This paper analyses the early years of the history of the Bundesbank from a history of economic thought-perspective. The study uses the example of Bernhard Benning, who was heading the Economics Department of the Reichs-Kredit-Gesellschaft, one major banks owned by the German Reich during the National Socialist era. After the war Benning became a member of the Executive Board of the Deutsche Bundesbank for 22 years. Benning was a student of Adolf Weber and was strongly influenced by the latter‘s opportunistic, conservative, and pro-business liberalism, rather than by ordoliberal ideas.
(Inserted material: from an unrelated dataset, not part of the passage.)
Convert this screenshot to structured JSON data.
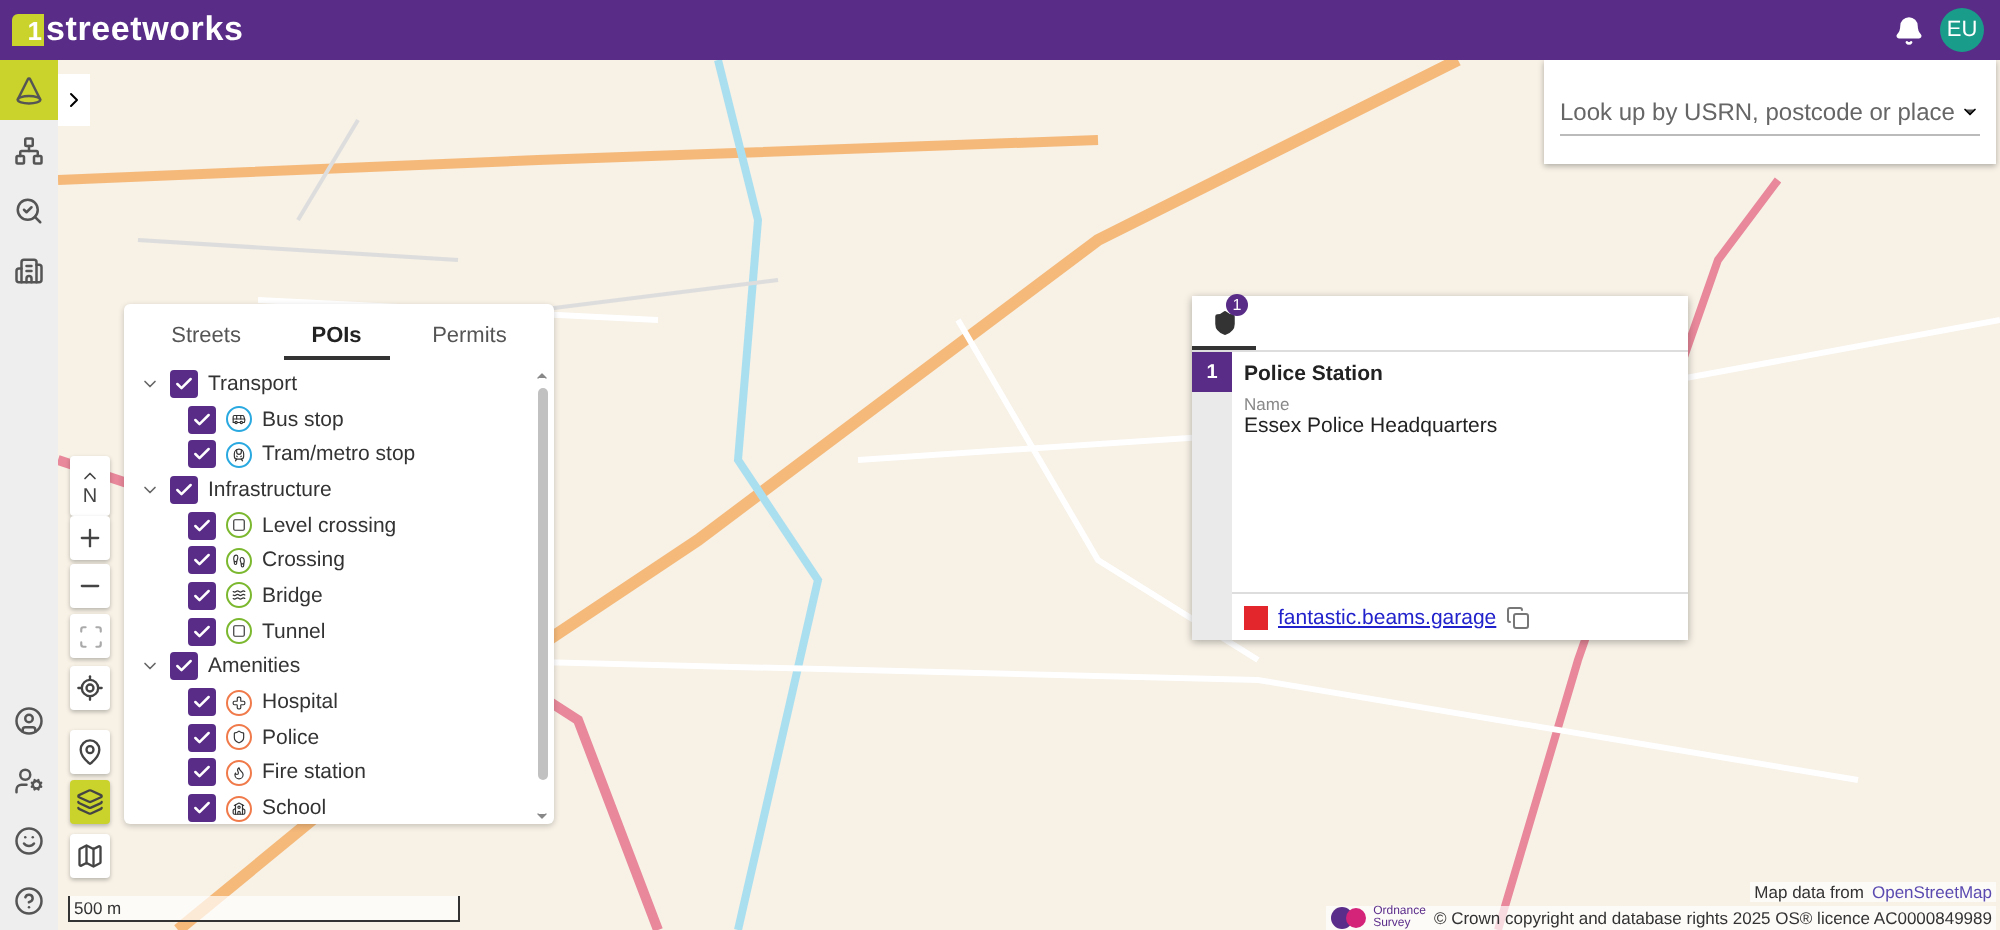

Benning drew his legitimacy for his role in the early Federal Republic from his public criticism of war financing and from warning against inflation in the Donner–Benning Debate since 1942/43. In this tradition, the early Bundesbank was Weberian rather than ordoliberal, so fixed exchange rates were favored, and a strong business and investment perspective was adopted.
Prof. Dr. Jan Greitens